"Secret Dumfries" by Mary Smith & Keith Kirk follows what is by now an established format from publisher Amberley Publishing. What this means in practice is that it seeks out aspects of its subject - in this case Dumfries - that might have escaped more mainstream guidebooks. I have to admit to not being a fan of the very standardised front covers of the series, which show the title on a blue plaque on a brick wall. To my mind this fails to deliver on either of the two main tasks of a book cover: firstly to make it stand out as something special on the bookshop shelf, and secondly to give potential buyers a feel for what lies within.
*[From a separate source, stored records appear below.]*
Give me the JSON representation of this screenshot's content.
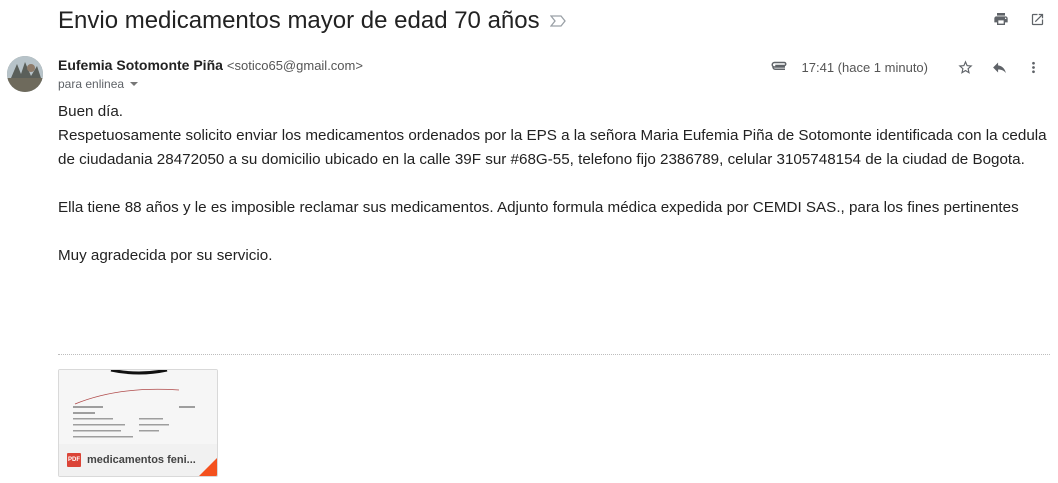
{
  "email": {
    "subject": "Envio medicamentos mayor de edad 70 años",
    "sender": {
      "name": "Eufemia Sotomonte Piña",
      "email": "<sotico65@gmail.com>",
      "to": "para enlinea"
    },
    "timestamp": "17:41 (hace 1 minuto)",
    "body": {
      "greeting": "Buen día.",
      "para1": "Respetuosamente solicito enviar los medicamentos ordenados por la EPS a la señora Maria Eufemia Piña de Sotomonte identificada con la cedula de ciudadania 28472050 a su domicilio ubicado en la calle 39F sur #68G-55, telefono fijo 2386789, celular 3105748154 de la ciudad de Bogota.",
      "para2": "Ella tiene 88 años y le es imposible reclamar sus medicamentos. Adjunto formula médica expedida por CEMDI SAS., para los fines pertinentes",
      "closing": "Muy agradecida por su servicio."
    },
    "attachment": {
      "badge": "PDF",
      "filename": "medicamentos feni..."
    }
  },
  "icons": {
    "important": "label-important-outline-icon",
    "print": "print-icon",
    "open_new_window": "open-in-new-window-icon",
    "attachment": "paperclip-icon",
    "star": "star-outline-icon",
    "reply": "reply-icon",
    "more": "more-vertical-icon",
    "details": "chevron-down-icon"
  },
  "colors": {
    "text": "#222222",
    "secondary_text": "#5f6368",
    "icon": "#5f6368",
    "pdf_red": "#db4437",
    "corner_orange": "#f4511e"
  }
}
But the gloomy cover is not the fault of the authors, and once you move beyond it, this is a book that turns out to be interesting, well researched and attractively presented. The ten chapters address themes such as "History", "Industrial Dumfries", "Remember to Look Up" and "Curiosities, Mysteries and a Sad Story" and each nicely balances text and photographs. Most of the photographs are modern, though a few are much older. The end result is a fascinating read.
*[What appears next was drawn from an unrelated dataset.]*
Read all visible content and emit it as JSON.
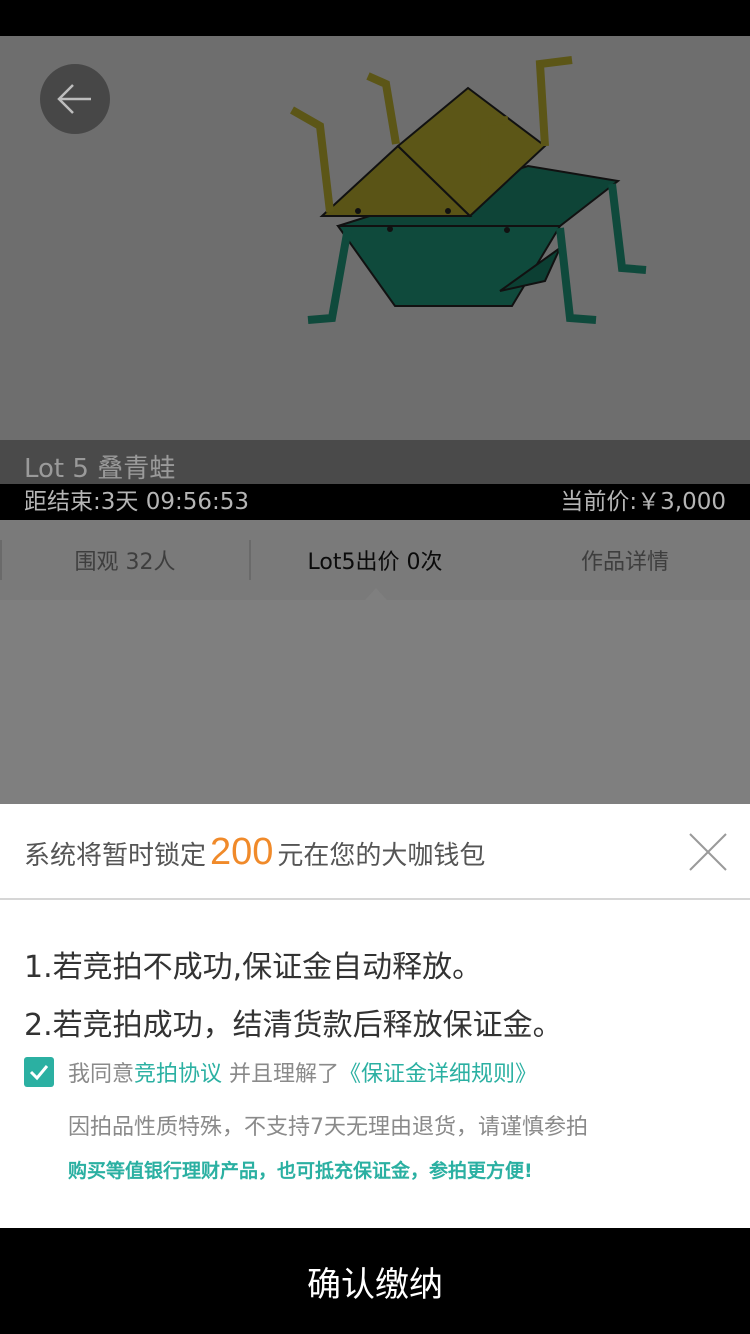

You get a good sense of the range of contents of the book from the rear cover blurb. "Dumfries... has a long history, much of it well recorded. However, as with most places there are more than a few secrets hidden away. First referred to as Queen of the South by local poet David Dunbar in 1857, the name stuck and was later adopted by the local football team. Not many know that this makes it the only football team in the world mentioned in the Bible. Darker aspects of the town's history include the burning of nine witches on the Whitesands in 1659 and the last public hanging of a woman in Scotland, Mary Timney, was held in Dumfries in 1862. There are tales of plague victims being exiled to Scabbit Isle, of murderers and grave robbers. Not all its secrets are so dark: there's Patrick Miller and his introduction of turnips courtesy of King Gustav III of Sweden, and the exiled Norwegian Army making its home in Dumfries during the Second World War. And what is the significance of the finials depicting telescopes and anchors on the railings along the Whitesands?"